Alligators, bears, sheep, and now a snake. The 'burbs are being overrun.
On Tuesday evening about 6:20 p.m., a Delaware County homeowner returned and found a seven-foot reptile lounging on the driveway.
And not just any snake -- this was a Brazilian water snake, also known as a false water cobra.
When the snake reared up, the homeowner called 911, said Springfield Police Chief Joe Daly.
"This was not a garter snake," Daly said. It reminded him of a boa, he said.
The responding officer called for reinforcements and stood guard.
"We don't have an on-call mongoose," Daly said, referring to that mammal's penchant for fighting and killing cobras.

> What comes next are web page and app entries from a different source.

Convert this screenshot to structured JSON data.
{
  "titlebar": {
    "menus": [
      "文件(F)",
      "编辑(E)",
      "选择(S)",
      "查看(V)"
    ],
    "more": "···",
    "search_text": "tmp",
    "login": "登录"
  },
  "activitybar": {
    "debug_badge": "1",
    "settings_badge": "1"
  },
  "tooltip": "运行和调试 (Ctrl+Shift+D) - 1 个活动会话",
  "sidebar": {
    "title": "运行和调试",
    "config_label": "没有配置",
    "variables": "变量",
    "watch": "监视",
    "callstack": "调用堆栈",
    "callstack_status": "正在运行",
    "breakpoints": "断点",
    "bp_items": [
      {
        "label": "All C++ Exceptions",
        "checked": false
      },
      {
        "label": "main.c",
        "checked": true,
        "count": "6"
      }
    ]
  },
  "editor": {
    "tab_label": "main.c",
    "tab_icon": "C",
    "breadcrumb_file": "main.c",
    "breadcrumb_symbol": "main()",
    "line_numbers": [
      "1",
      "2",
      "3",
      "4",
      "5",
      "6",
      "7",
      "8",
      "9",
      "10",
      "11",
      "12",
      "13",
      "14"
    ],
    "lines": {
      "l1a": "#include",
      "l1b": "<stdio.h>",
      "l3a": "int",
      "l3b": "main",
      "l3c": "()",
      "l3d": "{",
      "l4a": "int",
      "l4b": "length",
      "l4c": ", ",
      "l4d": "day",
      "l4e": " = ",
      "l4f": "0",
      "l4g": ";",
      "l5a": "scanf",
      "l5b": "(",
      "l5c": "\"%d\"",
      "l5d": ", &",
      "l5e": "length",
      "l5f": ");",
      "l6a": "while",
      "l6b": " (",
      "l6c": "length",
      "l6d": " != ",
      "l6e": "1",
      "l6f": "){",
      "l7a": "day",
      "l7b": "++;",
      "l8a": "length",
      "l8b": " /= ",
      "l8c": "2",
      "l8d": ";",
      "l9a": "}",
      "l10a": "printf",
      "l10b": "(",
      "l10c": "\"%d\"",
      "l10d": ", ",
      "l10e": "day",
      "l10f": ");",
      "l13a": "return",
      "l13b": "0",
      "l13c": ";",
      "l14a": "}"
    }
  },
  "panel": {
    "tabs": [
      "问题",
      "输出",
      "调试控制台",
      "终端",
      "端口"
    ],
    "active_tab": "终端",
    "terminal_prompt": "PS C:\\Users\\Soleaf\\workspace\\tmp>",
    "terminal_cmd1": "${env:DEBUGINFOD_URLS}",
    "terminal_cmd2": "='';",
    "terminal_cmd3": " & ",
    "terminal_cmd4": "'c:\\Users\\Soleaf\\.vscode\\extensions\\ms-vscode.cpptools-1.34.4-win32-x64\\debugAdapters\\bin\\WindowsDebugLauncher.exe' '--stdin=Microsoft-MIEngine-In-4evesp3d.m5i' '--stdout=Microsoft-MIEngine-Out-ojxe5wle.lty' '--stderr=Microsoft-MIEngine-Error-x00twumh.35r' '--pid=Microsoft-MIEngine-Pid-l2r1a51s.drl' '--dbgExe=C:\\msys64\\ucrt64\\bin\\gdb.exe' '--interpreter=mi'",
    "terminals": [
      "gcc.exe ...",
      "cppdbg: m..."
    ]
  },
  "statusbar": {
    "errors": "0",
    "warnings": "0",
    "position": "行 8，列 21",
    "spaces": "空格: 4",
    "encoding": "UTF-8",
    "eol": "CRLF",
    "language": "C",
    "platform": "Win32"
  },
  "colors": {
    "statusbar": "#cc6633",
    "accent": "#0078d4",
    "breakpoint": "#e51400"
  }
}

Police immediately set about trying to find someone to help with the snake -- which was not happy, according to Daly. They tried the SPCA, the county and the Philadelphia Zoo to no avail.
"The snake was in a defense mode," Daly said. "If it tried to get away, they would have destroyed it. We did not know what it was."
Daly theorized the snake escaped from its home and was attracted to the warm macadam on the driveway.
It was a child on a passing school bus who told them to call David Fitzpatrick, who owns snakes, who led them to Matt Hampel, a snake hobbyist.
"This was a captive snake kept by somebody who is most likely sorely missing their animal," Hampel said on Wednesday. By the time he arrived on scene, the snake had calmed down and Fitzpatrick had been able to put the snake in a garbage can, he said.
Hampel, who keeps 15 reptiles in enclosures in his bedroom, said the snake was about four years old and weighed about seven pounds. It is in good condition and fairly healthy. It is now resting, he said.
While the Brazilian water snake is venomous, for most people a bite will result in swelling and itchiness, he said. It feeds on fish and small mammals, Hampel said.
"These snakes are known as intelligent and inquisitive," he said."People who work with them can't say enough about how great they are as animals."
Hampel said if no owner comes forward he will either keep the snake or find a good home for it with a biologist or snake breeder, he said.
"No matter what, the snake will be in good hands," he said.
Daly said his department has some research to do into local codes to find out what regulations or special licenses the owner may need to keep this type of snake.
As for the homeowners, they were relieved, Daly said.
"It must have been a rough night's sleep dreaming of snakes under the bed, falling from the ceilings," said Daly, who is not a fan of snakes. "Nightmares."